WORK TASK.
Copy every line of the listing that holds the string "name".
___ TASK MATERIAL
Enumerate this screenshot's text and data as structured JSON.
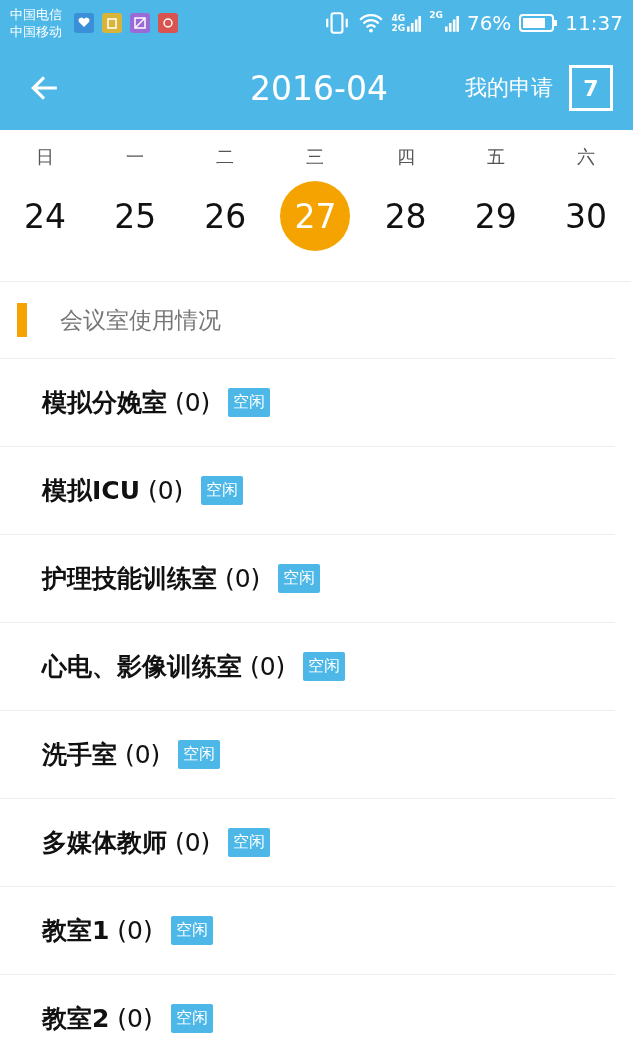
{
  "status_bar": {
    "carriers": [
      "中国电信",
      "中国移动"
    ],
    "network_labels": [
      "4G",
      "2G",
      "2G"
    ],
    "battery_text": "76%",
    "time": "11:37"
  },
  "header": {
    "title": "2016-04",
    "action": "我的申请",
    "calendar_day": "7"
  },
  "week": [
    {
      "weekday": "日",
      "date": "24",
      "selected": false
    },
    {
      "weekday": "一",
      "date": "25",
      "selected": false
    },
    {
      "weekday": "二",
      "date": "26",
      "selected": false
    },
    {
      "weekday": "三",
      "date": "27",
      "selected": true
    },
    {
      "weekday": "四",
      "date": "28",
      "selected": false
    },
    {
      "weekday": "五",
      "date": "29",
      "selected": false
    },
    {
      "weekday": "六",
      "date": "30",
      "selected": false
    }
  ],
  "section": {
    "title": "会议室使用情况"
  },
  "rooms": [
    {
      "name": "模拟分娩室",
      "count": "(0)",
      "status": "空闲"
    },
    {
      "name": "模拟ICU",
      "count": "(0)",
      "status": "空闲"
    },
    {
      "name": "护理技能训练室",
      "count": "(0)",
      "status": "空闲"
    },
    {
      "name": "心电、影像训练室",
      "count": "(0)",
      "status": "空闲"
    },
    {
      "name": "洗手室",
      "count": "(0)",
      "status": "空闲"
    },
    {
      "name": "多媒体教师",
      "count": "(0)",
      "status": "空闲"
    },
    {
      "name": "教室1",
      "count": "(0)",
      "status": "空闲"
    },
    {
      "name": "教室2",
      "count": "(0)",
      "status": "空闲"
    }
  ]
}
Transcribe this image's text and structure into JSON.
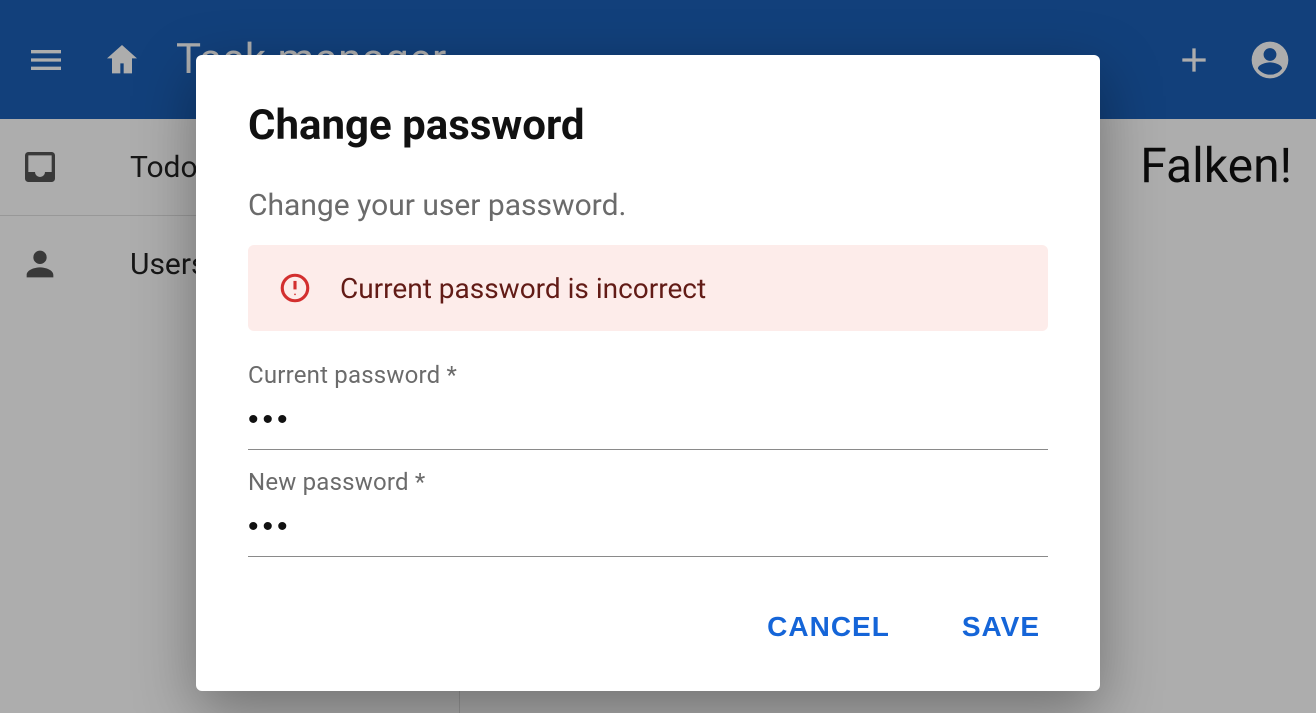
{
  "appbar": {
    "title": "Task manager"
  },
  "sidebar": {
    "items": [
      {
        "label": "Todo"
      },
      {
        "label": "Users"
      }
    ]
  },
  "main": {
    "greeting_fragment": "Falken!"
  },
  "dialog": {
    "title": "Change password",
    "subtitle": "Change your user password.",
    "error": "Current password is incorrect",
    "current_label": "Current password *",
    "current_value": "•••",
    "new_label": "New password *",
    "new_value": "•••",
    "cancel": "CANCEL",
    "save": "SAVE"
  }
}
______
FINAL ANSWER.
      "name": "模拟分娩室",
      "name": "模拟ICU",
      "name": "护理技能训练室",
      "name": "心电、影像训练室",
      "name": "洗手室",
      "name": "多媒体教师",
      "name": "教室1",
      "name": "教室2",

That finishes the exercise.